We have some UI tests that use FlaUI to automate interaction with the windows UI.

When we run these tests on the build server, they fail to interact with the UI unless someone is connected via RDP.

The error we get from the tests is just a Could not send mouse input. ErrorCode: 5

The machine is set up to log in a user on startup and if we log in to an RDP session as that user and 'watch' the tests then they run ok and can interact with the desktop. As soon as we disconnect that user then they stop being able to interact again.

We are running the tests via NCrunch grid nodes, using NCrunch grid node console app, which starts on log in (ie its not running as a service so it can interact with the desktop).

Is there some way to make the tests run in a way that means we don't have to watch them continuously?

  • do they stop running after a RDP session was closed or do they not even start to run at all when no RDP session is open? – Markus Dresch Jan 16 at 10:35
  • I have made some progress on this and have them able to run as long as no RDP session has been started, and they stop after an RDP session is connected and then disconnected. – Sam Holder Jan 16 at 12:36
  • 1
    How about this Remote Execution Guide? – Vasily Ryabov Jan 21 at 12:50
  • Are there physical monitors connected to the remote machine? – Jared Beach Jan 22 at 17:29
  • 1
    its a VM sitting in a room full of server racks, and mostly the issue is resolved now – Sam Holder Jan 22 at 17:56

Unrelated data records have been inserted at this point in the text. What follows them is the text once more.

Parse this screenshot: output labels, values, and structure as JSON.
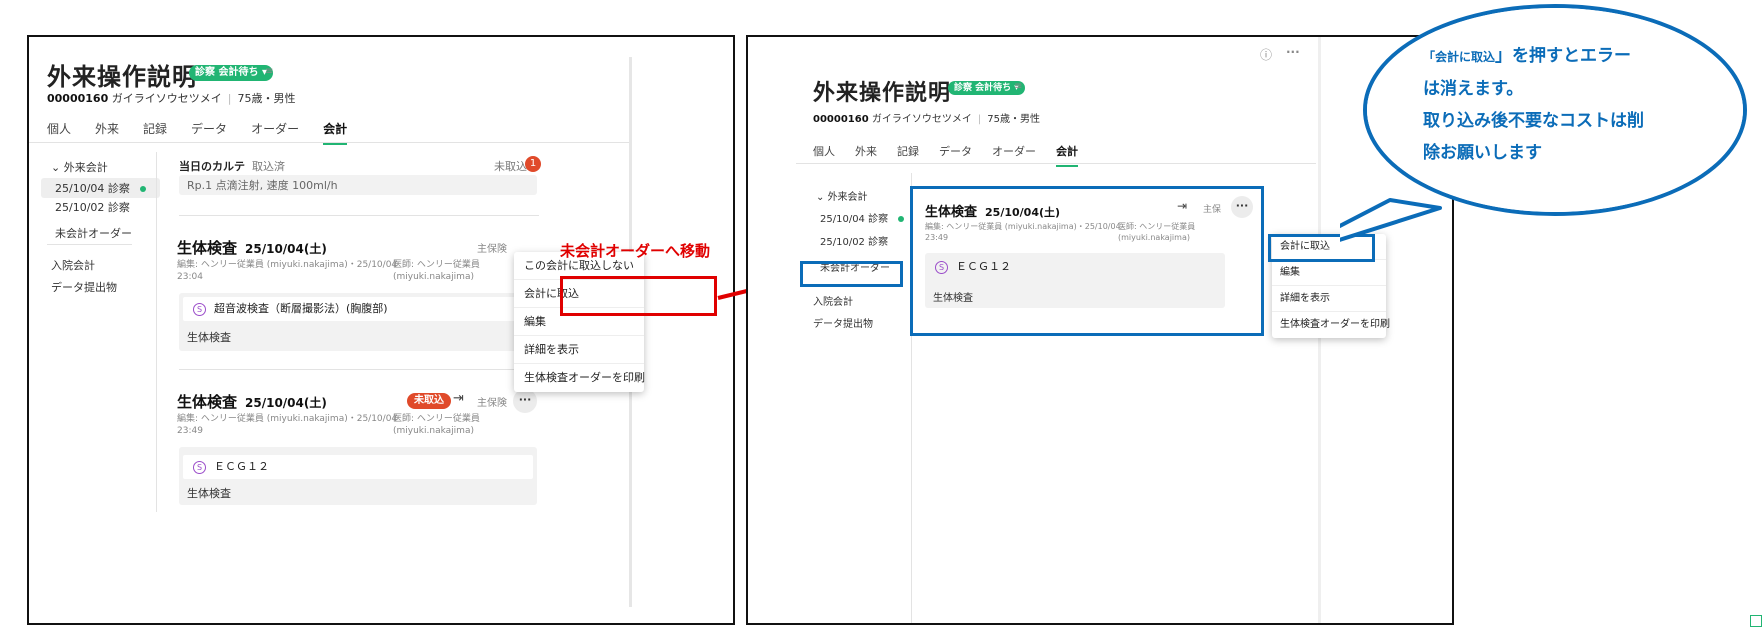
{
  "left": {
    "title": "外来操作説明",
    "status_badge": "診察 会計待ち ▾",
    "patient_id": "00000160",
    "patient_name": "ガイライソウセツメイ",
    "patient_age": "75歳・男性",
    "tabs": [
      "個人",
      "外来",
      "記録",
      "データ",
      "オーダー",
      "会計"
    ],
    "sidebar": {
      "group": "外来会計",
      "visits": [
        "25/10/04 診察",
        "25/10/02 診察"
      ],
      "items": [
        "未会計オーダー",
        "入院会計",
        "データ提出物"
      ]
    },
    "section_tabs": [
      "当日のカルテ",
      "取込済"
    ],
    "not_imported_label": "未取込",
    "not_imported_count": "1",
    "cut_text": "Rp.1 点滴注射, 速度 100ml/h",
    "cards": [
      {
        "title": "生体検査",
        "date": "25/10/04(土)",
        "editor": "編集: ヘンリー従業員 (miyuki.nakajima)・25/10/04",
        "edit_time": "23:04",
        "doctor": "医師: ヘンリー従業員",
        "doctor_id": "(miyuki.nakajima)",
        "insurance": "主保険",
        "item": "超音波検査（断層撮影法）(胸腹部)",
        "box_label": "生体検査"
      },
      {
        "title": "生体検査",
        "date": "25/10/04(土)",
        "editor": "編集: ヘンリー従業員 (miyuki.nakajima)・25/10/04",
        "edit_time": "23:49",
        "doctor": "医師: ヘンリー従業員",
        "doctor_id": "(miyuki.nakajima)",
        "badge": "未取込",
        "insurance": "主保険",
        "item": "ＥＣＧ１２",
        "box_label": "生体検査"
      }
    ],
    "menu": [
      "この会計に取込しない",
      "会計に取込",
      "編集",
      "詳細を表示",
      "生体検査オーダーを印刷"
    ],
    "annotation": "未会計オーダーへ移動"
  },
  "right": {
    "title": "外来操作説明",
    "status_badge": "診察 会計待ち ▾",
    "patient_id": "00000160",
    "patient_name": "ガイライソウセツメイ",
    "patient_age": "75歳・男性",
    "tabs": [
      "個人",
      "外来",
      "記録",
      "データ",
      "オーダー",
      "会計"
    ],
    "sidebar": {
      "group": "外来会計",
      "visits": [
        "25/10/04 診察",
        "25/10/02 診察"
      ],
      "items": [
        "未会計オーダー",
        "入院会計",
        "データ提出物"
      ]
    },
    "card": {
      "title": "生体検査",
      "date": "25/10/04(土)",
      "editor": "編集: ヘンリー従業員 (miyuki.nakajima)・25/10/04",
      "edit_time": "23:49",
      "doctor": "医師: ヘンリー従業員",
      "doctor_id": "(miyuki.nakajima)",
      "insurance": "主保",
      "item": "ＥＣＧ１２",
      "box_label": "生体検査"
    },
    "menu": [
      "会計に取込",
      "編集",
      "詳細を表示",
      "生体検査オーダーを印刷"
    ]
  },
  "callout": {
    "line1_open": "「",
    "line1_small": "会計に取込",
    "line1_rest": "」を押すとエラー",
    "line2": "は消えます。",
    "line3": "取り込み後不要なコストは削",
    "line4": "除お願いします"
  },
  "colors": {
    "accent_green": "#21b573",
    "alert_red": "#e04a2a",
    "annotation_red": "#e00000",
    "annotation_blue": "#0b6cb8"
  }
}
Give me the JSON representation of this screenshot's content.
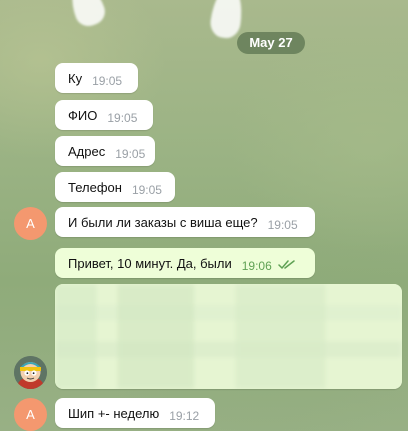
{
  "chat": {
    "date_label": "May 27",
    "messages": [
      {
        "text": "Ку",
        "time": "19:05",
        "direction": "in"
      },
      {
        "text": "ФИО",
        "time": "19:05",
        "direction": "in"
      },
      {
        "text": "Адрес",
        "time": "19:05",
        "direction": "in"
      },
      {
        "text": "Телефон",
        "time": "19:05",
        "direction": "in"
      },
      {
        "text": "И были ли заказы с виша еще?",
        "time": "19:05",
        "direction": "in",
        "sender_initial": "А"
      },
      {
        "text": "Привет, 10 минут. Да, были",
        "time": "19:06",
        "direction": "out",
        "status_icon": "double-check-icon"
      },
      {
        "type": "blurred-media",
        "direction": "in"
      },
      {
        "text": "Шип +- неделю",
        "time": "19:12",
        "direction": "in",
        "sender_initial": "А"
      }
    ]
  },
  "colors": {
    "incoming_bubble": "#ffffff",
    "outgoing_bubble": "#eefed8",
    "avatar_orange": "#f4986f",
    "outgoing_time": "#5fa154",
    "incoming_time": "#9aa0a6"
  }
}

If you simulate a mouse click, there has to be an active desktop session (https://github.com/Roemer/FlaUI/wiki/FAQ#how-can-i-run-flaui-tests-on-a-build-serveragent).

You have two options: test without mouse clicks (use UIA patterns) or ensure an active desktop session for the build agent. As stated in the FAQ, make sure the session is not closed after disconnecting RDP by running tscon 1 /dest:console

  • I'm unfamiliar with the command tscon 1 /dest:console. If I run this then disconnect the RDP session will that ensure that the machine does not lock? – Sam Holder Jan 22 at 6:59
  • that's exactly what it does, yes – Markus Dresch Jan 28 at 7:17

So I have made this work. Mainly I followed the instructions here but I also disabled ServerManager from starting up when the user logs in in TaskScheduler.

The company policy also prevents machines from not locking so we have a powershell script which presses numlock twice every minute to prevent the desktop from locking.

There were also issues with the desktop being too small when the default user logs in which also prevented things from being clicked.


As far as I remember, you can invoke events on the controls instead of simulating them with the mouse. It is different as the events are injected. This applies not just in TestStack.White adaptation, but in the most robot frameworks. So what was and is the motivation behind using the mouse?

When the JQuery came to Javascript, among other things it changed paradigm how items are referenced. But it also reduced the amount of code you need to write, create a utility method and change:

FindFirstChild(cf => cf.ByAutomationId("RedButton")).AsButton().Click();

to something shorter, for example:


Inadvertently you remove one layer of abstraction, make them more readable, runs faster, does not depend on screen resolution or dpi, etc.

One thing I would try if previous was not applicable - run the NCrunch Grid implementation in a virtual machine. I mean, in theory, it could work.

Your Answer

By clicking "Post Your Answer", you acknowledge that you have read our updated terms of service, privacy policy and cookie policy, and that your continued use of the website is subject to these policies.

Not the answer you're looking for? Browse other questions tagged or ask your own question.